More people are dying from melanomas thinner than a dime than from the thicker cancerous skin lesions long thought to be more dangerous, according to a new study from Queensland, Australia.

Thin tumors, which are less often lethal but far more common, accounted for almost one quarter of melanoma deaths in Queensland in the most recent period studied, compared to 14 percent of deaths blamed on thicker tumors.

More research is needed to understand which thin tumors are the most deadly, researchers say.

“We wanted to know whether the people dying from melanoma were mostly those who had ‘slipped through the net’ and were presenting to medical care with thick (advanced) melanomas,” David Whiteman, who led the study, told Reuters Health in an email. “What we found was, in fact, that many people who die from melanoma actually had thin (early) melanomas.”

Whiteman, who heads the Cancer Control Group at the QIMR Berghofer Medical Research Institute in Queensland, said melanomas tend to burrow and “invade” blood and lymph vessels, sometimes growing into secondary cancers in the brain, bones and lungs.

“The chances of secondary spread are greatly reduced by catching melanomas when they are thin, that is, before they have had a chance to “burrow” into the deeper structures of the skin,” he said.

Australia’s public health campaign to reduce skin cancer, launched in 1981, helped to lower rates of melanoma in people under 40 through prevention, the study team writes in the Journal of Investigative Dermatology. But concurrent awareness efforts have also raised the sheer numbers of tumors diagnosed, they note.

Melanoma, considered the deadliest type of skin cancer, most often affects fair-skinned people exposed to large doses of ultraviolet radiation from the sun or tanning beds. Queensland, a tropical region, has the highest rate of skin cancer in the world.

In the United States, there were 21.3 new cases of melanoma per 100,000 people from 2007 to 2011, according to the National Cancer Institute. An estimated 76,100 new cases will be diagnosed this year and 9,710 people will die from the disease.

Melanoma rates in the U.S. have doubled since 1973, a trend often attributed in large part to sunbathing and other leisure-time UV exposure (see Reuters Health story of October 8, 2014 here: reut.rs/1v6zqra).

Past research has found that patients with thin lesions (less than or equal to 1 millimeter) survived, on average, for 20 years after diagnosis, while those with thicker melanomas were more likely to die years sooner.

That’s led to a perception of thin tumors as less deadly, but Whiteman’s team writes that not enough research had looked at the distribution of deaths in the population from melanoma by tumor thickness.

They reviewed data on 4,218 Queensland residents who died from skin melanomas between 1990 and 2009, looking at age and death rates for the lesions by thickness of the first tumor diagnosed.

Thick skin tumors were defined as 4mm or more and thin tumors were 1mm or less. Thin tumors made up 68 percent of all melanomas.

Deaths from these thinner lesions nearly doubled between 1990-1994 and 2005-2009, jumping from 14 percent to 23 percent. Deaths from thick lesions remained stable at 14 percent through the study period.

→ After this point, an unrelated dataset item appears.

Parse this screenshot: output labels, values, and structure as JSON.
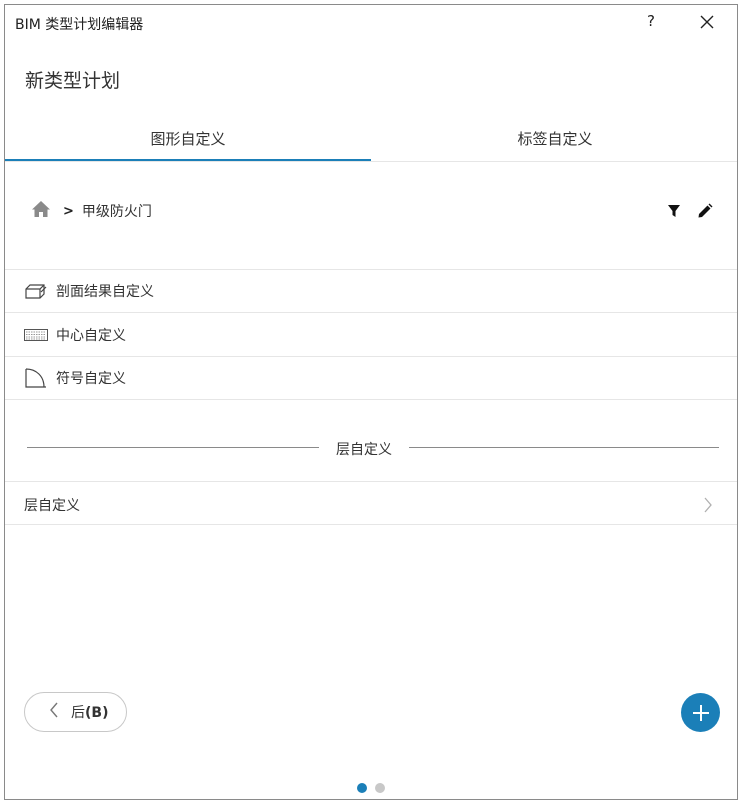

People with thin lesions died about six years after they were diagnosed, while those with thick lesions died two years after the melanoma was detected, according to the data.

“This article reminds us that even though thin melanomas have an excellent prognosis, a small percentage of these tumors can still be fatal,” said Dr. Jennifer Stein, an associate professor of dermatology at NYU Langone Medical Center who was not involved in the research.

“Because thin tumors are so much more common than thick ones, they account for a disproportionate percentage of melanoma deaths,” Stein told Reuters Health in an email.

Stein pointed out that a similar study in the United States in 2010 also found that many melanoma deaths came from thin lesions.

“Just to clarify, this does not mean that thin melanomas are more fatal than thick ones,” Stein said. “It’s also a reminder that people with thin melanomas have an excellent prognosis and deaths from early melanomas are rare.”

Dr. David Polsky, a professor of dermatologic oncology at NYU Langone, said the results also showed the importance of early detection.

“This study reminds us that a small fraction of early stage cancers can and do kill patients, and this fact is responsible for many melanoma deaths,” Polsky said.

“Patients, doctors, and other health providers and payers need to remember that early detection remains the key to the greatest chance of a simple cure by surgery," he said.